It sounds so idyllic--what on earth would I want to be different? Oh, a hundred million things. I would love to have had it be very small, to be in Colorado at the base of a mountain. Or to be in Ireland, and have the Irish side of my family there. Or instead, to invite everyone over to my parents and have a barbecue instead of something so formal.

But despite the hated planning, despite the wishes, and should haves, its really perfect. Really, not despite--probably because of. Its a product of decisions, his and mine, and memories, his, mine, and our families. It's all uniquely ours.

Meet Walks Like Elephant.

The weather has finally changed, and it was warm, sunny, and generally beautiful today. I thought, since I have a porch, I would make my exam studying more bearable by sitting on my porch and working. So at 8 a.m., I dragged my chair, my lap top, and my papers outside, complete with glass of water and sunglasses.

I was there for about ten minutes when my upstairs neighbor (who shall be referred to in this post herein after by her Indian name, "Walks Like Elephant"), dragged out her chair. Then her radio. Then her cigarettes. She turned that thing up so loud the bunnies in the bushes went running for cover, and began to puff like the puffer fish.

When she started tapping her ash onto me, I got pissed. Do I ask her politely to stop? No, because nothing can be asked politely when you have to scream over ten decibel music.

Then, inspiration struck. American Girl miraculously came onto her radio--a song I am rather fond of. So, I began humming loudly to the song. Then I tapped on my railing.

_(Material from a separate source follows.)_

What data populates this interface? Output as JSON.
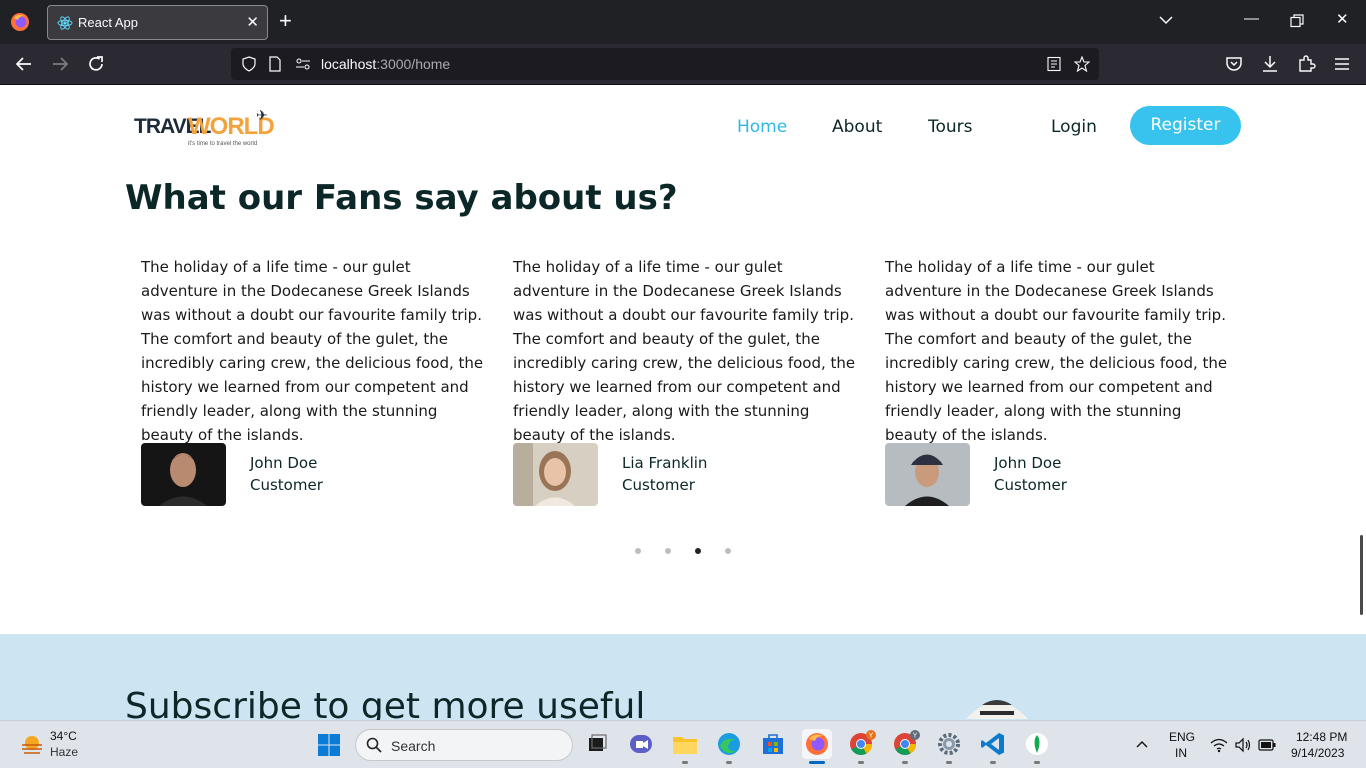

And then, I began singing along.

The bunnies ran even further away, and Walks Like Elephant went inside.

This all probably makes me sound childish, but sometimes, you need to give into the urge to stay sane. Also, loud music at 8 a.m.? I wasn't the only one that was irritated. I could hear the doors slamming, the huffs, and the windows snapping shut. I was just the only one that was aggressively passive-aggressive.

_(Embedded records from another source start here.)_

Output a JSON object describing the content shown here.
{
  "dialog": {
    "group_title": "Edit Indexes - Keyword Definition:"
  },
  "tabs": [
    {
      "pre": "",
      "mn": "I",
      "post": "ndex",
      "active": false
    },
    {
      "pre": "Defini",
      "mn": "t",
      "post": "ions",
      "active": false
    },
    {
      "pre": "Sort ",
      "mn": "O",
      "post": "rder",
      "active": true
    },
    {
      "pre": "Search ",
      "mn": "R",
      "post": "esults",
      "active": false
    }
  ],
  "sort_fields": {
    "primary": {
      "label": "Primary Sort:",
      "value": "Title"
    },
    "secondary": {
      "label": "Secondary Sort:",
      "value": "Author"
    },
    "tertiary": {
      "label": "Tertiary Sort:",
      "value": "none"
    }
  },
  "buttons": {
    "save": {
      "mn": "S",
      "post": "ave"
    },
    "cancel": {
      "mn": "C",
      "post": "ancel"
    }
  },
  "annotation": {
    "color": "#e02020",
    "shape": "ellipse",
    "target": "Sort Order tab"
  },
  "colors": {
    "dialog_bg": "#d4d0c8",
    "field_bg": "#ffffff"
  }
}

I'll be nicer when exams are over. I promise.

Sunday, April 20, 2008

The Deep Breath Before the Plunge

I'm almost ready.

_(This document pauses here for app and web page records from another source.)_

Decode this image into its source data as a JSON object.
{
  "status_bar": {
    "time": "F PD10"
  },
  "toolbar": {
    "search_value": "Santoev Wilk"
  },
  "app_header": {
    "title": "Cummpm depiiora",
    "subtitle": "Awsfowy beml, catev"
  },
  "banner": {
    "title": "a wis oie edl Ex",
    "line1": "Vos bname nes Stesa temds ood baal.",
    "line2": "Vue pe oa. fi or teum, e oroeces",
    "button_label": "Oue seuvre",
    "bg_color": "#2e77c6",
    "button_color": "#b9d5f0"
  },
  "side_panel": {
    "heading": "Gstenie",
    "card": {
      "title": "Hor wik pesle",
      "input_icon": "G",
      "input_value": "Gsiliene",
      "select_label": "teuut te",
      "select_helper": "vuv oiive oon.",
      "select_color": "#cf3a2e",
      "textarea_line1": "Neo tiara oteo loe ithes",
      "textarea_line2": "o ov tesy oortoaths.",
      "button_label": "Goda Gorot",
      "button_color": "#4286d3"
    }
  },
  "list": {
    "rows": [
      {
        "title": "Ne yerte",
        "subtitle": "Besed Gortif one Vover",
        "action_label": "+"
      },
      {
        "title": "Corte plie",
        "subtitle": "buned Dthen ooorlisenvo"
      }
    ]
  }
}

I have trimmed my nails down to a very low point, and lacquered them with clear nail polish. I have laid out my clothes for tomorrow, meticulously planned for the occasion. I will shower tonight, so my hair is easier to deal with tomorrow. I have been going to the gym for months, to make sure I am in shape for this.

What is this event, you ask? Prom? No, because I'm law school. Well, is it law prom then, better known as Barrister's Ball? Oh, no.

See, this is combat I am going into. In addition to the above, I also have a band aid wrapped around my finger where I get blisters from holding a pen, I have all my pencils sharpened, I have a new battery in my computer, and I have countless stacks of paper to aid me.

It's exam time. Tomorrow marks the beginning of the two week exam period, which will end in a miserable eight hour exam, a twenty-five page paper, and a ten page paper. Not to mention the exams that come before it.

So, hold your breath, plug your nose, and take the plunge. Wish me luck.

Friday, April 18, 2008

Dramatic Suspense

That's what I was going for. Really. I made a blog back in September, and waited until now to post another entry. It was all about suspense.

Now that I'm done lying to myself, I would like to point out that I experienced an earthquake last night! It was odd, exciting, and a bit scary. It woke me at 5:30 in the morning--it sounded like a garbage truck. When I got out of bed to see what was happening, the floor started to shake.

Now, I never lived in the Midwest until recently, so I never had to deal with tornadoes. I know, tornadoes are not earthquakes; but let me explain how they relate in my head. I have conditioned myself, as a newcomer to the Midwest, that anytime some strange weather thing happens, to run into my closet. So, when I felt my floor shaking (mind you, I am on the ground floor) what did I do?

That's right. I ran into the closet. Brilliant!

After being in there for about three seconds, it dawned on me that the closet was not the place to be, and perhaps I would be better outside. By the time I got to my door, it was all over.

Apparently, there is no link between law school and understanding what to do in an earthquake. Who would have thought?